Sarah's Educational Philosophy

As an arts educator, I've had the privilege of working with all age groups, but my philosophy remains the same:

  1. Culture is key

  2. Maintain to retain

  3. Truth transcends performance

I do not simply teach. Rather, I encourage young artists to find their individual, creative voices within a joyful, ambitious, and authentic environment to ultimately create a thriving culture of artistic excellence. I find that students are most successful when they are joyfully engaged in all elements of their learning, are ambitiously challenged with repertoire, and are vulnerably authentic and present, both in performance and within their artistic community. Furthermore, I strive to build a culture that promotes empathy and diversity by celebrating each student’s unique qualities, by exposing students to a wide variety of cultures, composers, genres, and history in repertoire, and by offering a multitude of performance and networking experiences. I believe this artistic culture will impart the ability to form and sustain positive relationships, which will be an invaluable life skill regardless of the career path the student chooses.

In order to retain quality performance skills long term, artists must learn to balance and maintain mental, physical, and vocal health. To me, mindset is the most important of these, and I teach all students to be present and to center themselves before singing a single note. This practice includes meditation, focused breathing, and mindfulness exercises. Additionally, repertoire is never sung until the circumstance of the piece has been mentally analyzed, visualized, and read through like a script. For vocal health, I educate students about their vocal mechanism and demonstrate vocal and physical concepts first hand. Each student learns techniques to warm-up the voice, to practice vocalizes for agility, articulation, intonation, overall vocal quality, and tone, and also learns tools to utilize while practicing repertoire to ensure consistent vocal efficiency and quality throughout their songs. Moreover, I impress the importance of taking care of oneself by obtaining the appropriate amount of rest, eating well, preventing illness, and being physically active and fit for ideal performance agility and overall physical health. When maintained regularly, a singer has the capability to retain their performance abilities for life.

The most rewarding element to my method of education involves encouraging students to be their most vulnerable, genuine selves through the expression of song. Through guided song analysis and self reflection, students create personal ties to circumstance, sincere communication to whom they are singing, and authentic, physical representation of their true, present feelings. The artist’s visceral connection to the circumstance manifests true emotions in performance, and thus, allows their audience a raw, intimate, and potentially moving experience as well.

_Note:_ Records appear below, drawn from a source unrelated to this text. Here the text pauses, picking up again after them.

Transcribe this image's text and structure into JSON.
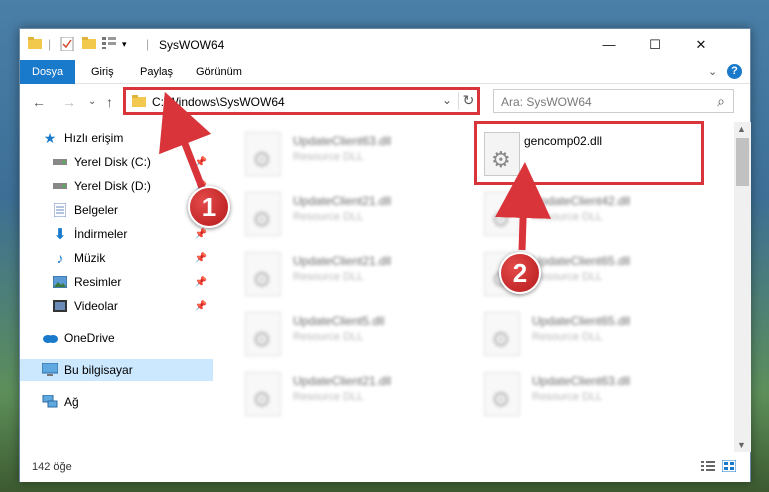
{
  "window": {
    "title": "SysWOW64",
    "minimize": "—",
    "maximize": "☐",
    "close": "✕"
  },
  "ribbon": {
    "tabs": [
      "Dosya",
      "Giriş",
      "Paylaş",
      "Görünüm"
    ],
    "expand": "⌄",
    "help": "?"
  },
  "address": {
    "path": "C:\\Windows\\SysWOW64",
    "search_placeholder": "Ara: SysWOW64",
    "back": "←",
    "forward": "→",
    "recent": "⌄",
    "up": "↑",
    "dropdown": "⌄",
    "refresh": "↻",
    "search_icon": "⌕"
  },
  "nav": {
    "items": [
      {
        "label": "Hızlı erişim",
        "icon": "star-icon",
        "pinned": false
      },
      {
        "label": "Yerel Disk (C:)",
        "icon": "drive-icon",
        "pinned": true
      },
      {
        "label": "Yerel Disk (D:)",
        "icon": "drive-icon",
        "pinned": true
      },
      {
        "label": "Belgeler",
        "icon": "document-icon",
        "pinned": true
      },
      {
        "label": "İndirmeler",
        "icon": "download-icon",
        "pinned": true
      },
      {
        "label": "Müzik",
        "icon": "music-icon",
        "pinned": true
      },
      {
        "label": "Resimler",
        "icon": "pictures-icon",
        "pinned": true
      },
      {
        "label": "Videolar",
        "icon": "video-icon",
        "pinned": true
      },
      {
        "label": "OneDrive",
        "icon": "cloud-icon",
        "pinned": false
      },
      {
        "label": "Bu bilgisayar",
        "icon": "computer-icon",
        "pinned": false
      },
      {
        "label": "Ağ",
        "icon": "network-icon",
        "pinned": false
      }
    ]
  },
  "files": {
    "left": [
      {
        "name": "UpdateClient63.dll",
        "type": "Resource DLL"
      },
      {
        "name": "UpdateClient21.dll",
        "type": "Resource DLL"
      },
      {
        "name": "UpdateClient21.dll",
        "type": "Resource DLL"
      },
      {
        "name": "UpdateClient5.dll",
        "type": "Resource DLL"
      },
      {
        "name": "UpdateClient21.dll",
        "type": "Resource DLL"
      }
    ],
    "right": [
      {
        "name": "gencomp02.dll",
        "type": ""
      },
      {
        "name": "UpdateClient42.dll",
        "type": "Resource DLL"
      },
      {
        "name": "UpdateClient65.dll",
        "type": "Resource DLL"
      },
      {
        "name": "UpdateClient65.dll",
        "type": "Resource DLL"
      },
      {
        "name": "UpdateClient63.dll",
        "type": "Resource DLL"
      }
    ]
  },
  "status": {
    "count": "142 öğe"
  },
  "annotations": {
    "step1": "1",
    "step2": "2",
    "color": "#d9343a"
  }
}
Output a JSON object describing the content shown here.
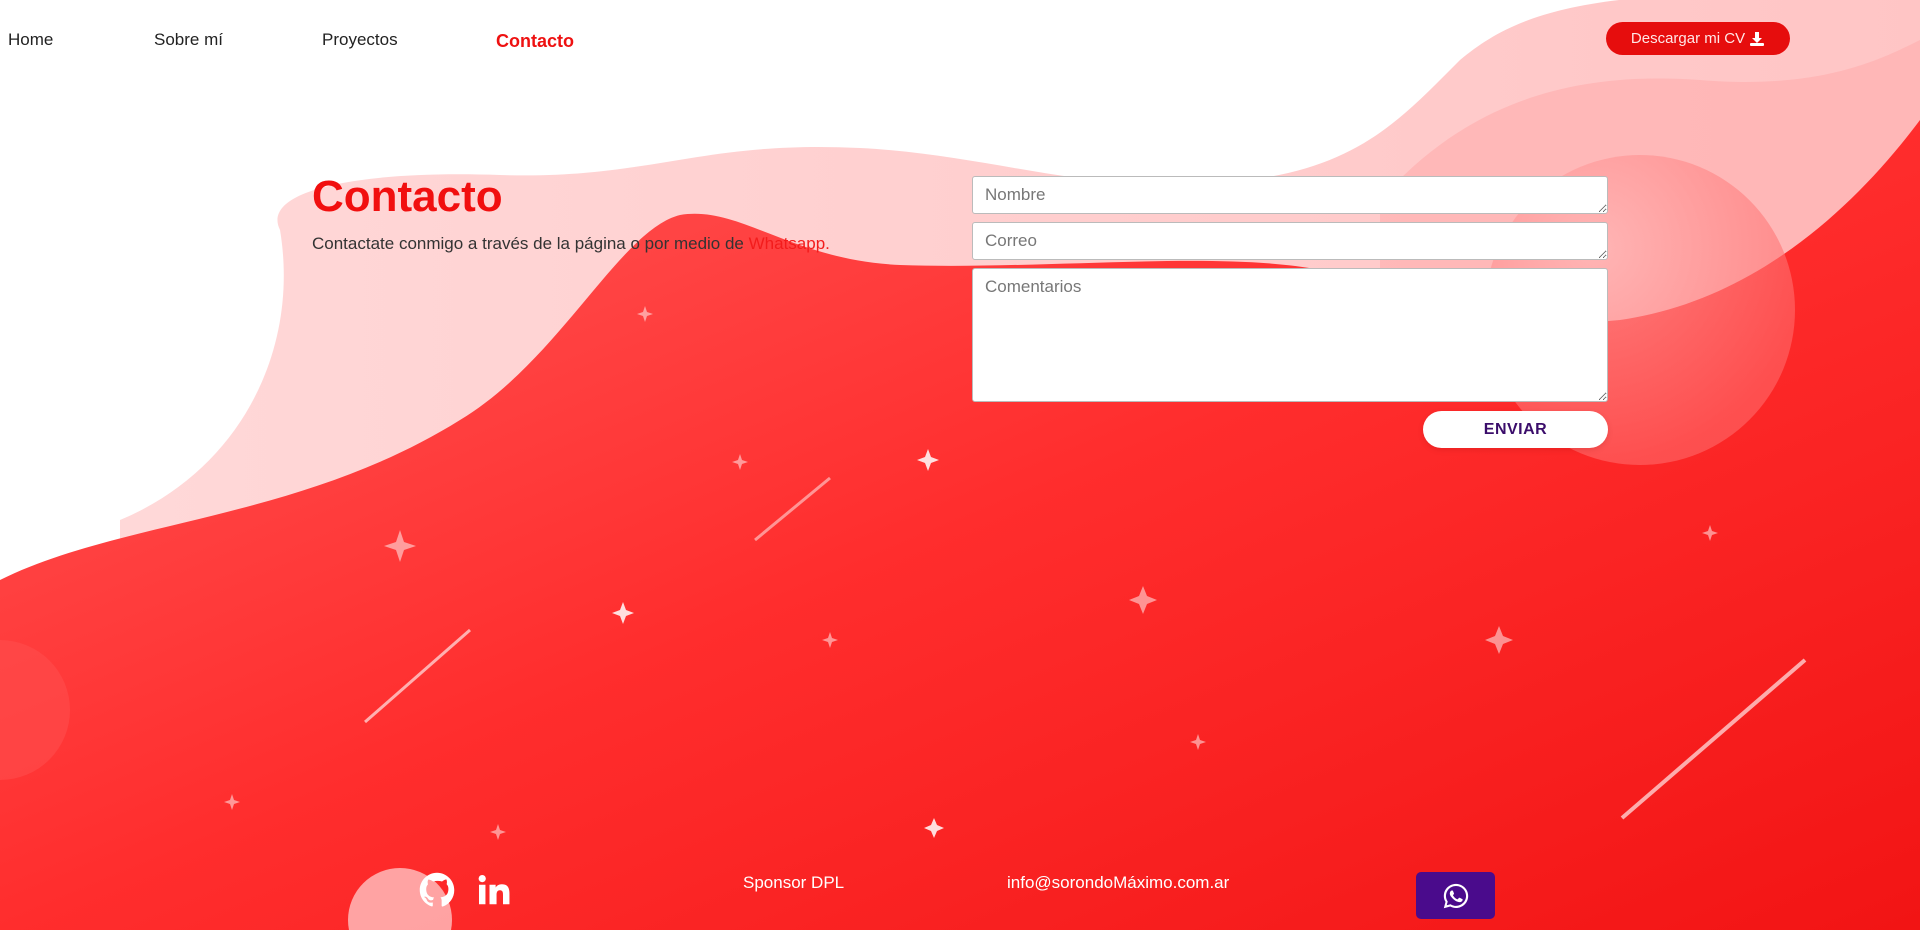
{
  "nav": {
    "items": [
      {
        "label": "Home"
      },
      {
        "label": "Sobre mí"
      },
      {
        "label": "Proyectos"
      },
      {
        "label": "Contacto"
      }
    ],
    "active": "Contacto",
    "cv_button": "Descargar mi CV"
  },
  "contact": {
    "title": "Contacto",
    "subtitle": "Contactate conmigo a través de la página o por medio de",
    "whatsapp_link": "Whatsapp."
  },
  "form": {
    "name_placeholder": "Nombre",
    "email_placeholder": "Correo",
    "comments_placeholder": "Comentarios",
    "submit_label": "ENVIAR"
  },
  "footer": {
    "social_icons": [
      "github-icon",
      "linkedin-icon"
    ],
    "sponsor": "Sponsor DPL",
    "email": "info@sorondoMáximo.com.ar",
    "whatsapp_icon": "whatsapp-icon"
  },
  "colors": {
    "accent": "#f10f0f",
    "background_red": "#ff2a2a",
    "whatsapp_button": "#4a0b8c",
    "submit_text": "#3b0d6b"
  }
}
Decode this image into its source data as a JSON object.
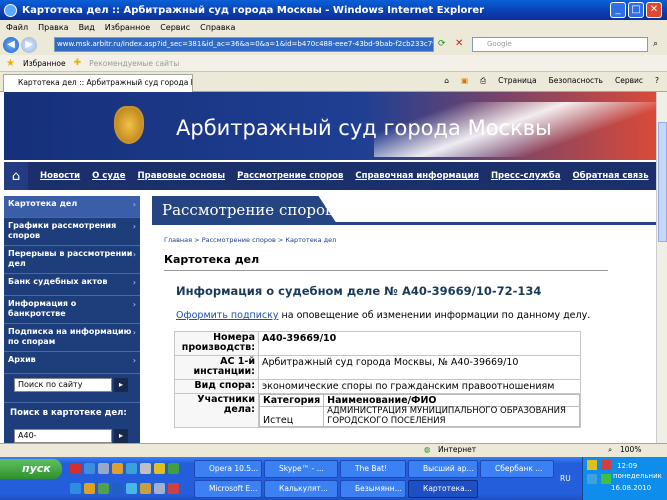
{
  "window": {
    "title": "Картотека дел :: Арбитражный суд города Москвы - Windows Internet Explorer",
    "min_label": "_",
    "max_label": "□",
    "close_label": "✕"
  },
  "menu": [
    "Файл",
    "Правка",
    "Вид",
    "Избранное",
    "Сервис",
    "Справка"
  ],
  "address": {
    "url": "www.msk.arbitr.ru/index.asp?id_sec=381&id_ac=36&a=0&a=1&id=b470c488-eee7-43bd-9bab-f2cb233c7916",
    "search_placeholder": "Google"
  },
  "favorites": {
    "label": "Избранное",
    "suggested": "Рекомендуемые сайты"
  },
  "tab": {
    "label": "Картотека дел :: Арбитражный суд города Москвы"
  },
  "commandbar": [
    "Страница",
    "Безопасность",
    "Сервис"
  ],
  "site": {
    "title": "Арбитражный суд города Москвы"
  },
  "topnav": [
    "Новости",
    "О суде",
    "Правовые основы",
    "Рассмотрение споров",
    "Справочная информация",
    "Пресс-служба",
    "Обратная связь"
  ],
  "sidebar": {
    "items": [
      "Картотека дел",
      "Графики рассмотрения споров",
      "Перерывы в рассмотрении дел",
      "Банк судебных актов",
      "Информация о банкротстве",
      "Подписка на информацию по спорам",
      "Архив"
    ],
    "site_search_placeholder": "Поиск по сайту",
    "case_search_title": "Поиск в картотеке дел:",
    "case_search_value": "А40-"
  },
  "content": {
    "section_title": "Рассмотрение споров",
    "breadcrumb": [
      "Главная",
      "Рассмотрение споров",
      "Картотека дел"
    ],
    "breadcrumb_sep": ">",
    "page_title": "Картотека дел",
    "case_header": "Информация о судебном деле № А40-39669/10-72-134",
    "subscribe_link": "Оформить подписку",
    "subscribe_text": "на оповещение об изменении информации по данному делу.",
    "info": {
      "numbers_label": "Номера производств:",
      "numbers_value": "А40-39669/10",
      "court_label": "АС 1-й инстанции:",
      "court_value": "Арбитражный суд города Москвы, № А40-39669/10",
      "dispute_label": "Вид спора:",
      "dispute_value": "экономические споры по гражданским правоотношениям",
      "parties_label": "Участники дела:",
      "parties_header_category": "Категория",
      "parties_header_name": "Наименование/ФИО",
      "party1_category": "Истец",
      "party1_name": "АДМИНИСТРАЦИЯ МУНИЦИПАЛЬНОГО ОБРАЗОВАНИЯ ГОРОДСКОГО ПОСЕЛЕНИЯ"
    }
  },
  "statusbar": {
    "zone": "Интернет",
    "zoom": "100%"
  },
  "taskbar": {
    "start": "пуск",
    "row1": [
      "Opera 10.5...",
      "Skype™ - ...",
      "The Bat!",
      "Высший ар...",
      "Сбербанк ..."
    ],
    "row2": [
      "Microsoft E...",
      "Калькулят...",
      "Безымянн...",
      "Картотека..."
    ],
    "lang": "RU",
    "time": "12:09",
    "day": "понедельник",
    "date": "16.08.2010"
  }
}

In my opinion, it is this truthful expression that transcends ordinary performance.

Ultimately, my goal is to develop each artist into an authentic and expressive individual who will continue to pursue artistic and personal growth through their own self-guidance long after they’ve ended their learning journey with me.

"The role of a creative leader is not to have all the ideas; it’s to create a culture where everyone can have ideas and feel that they’re valued."

-Ken Robinson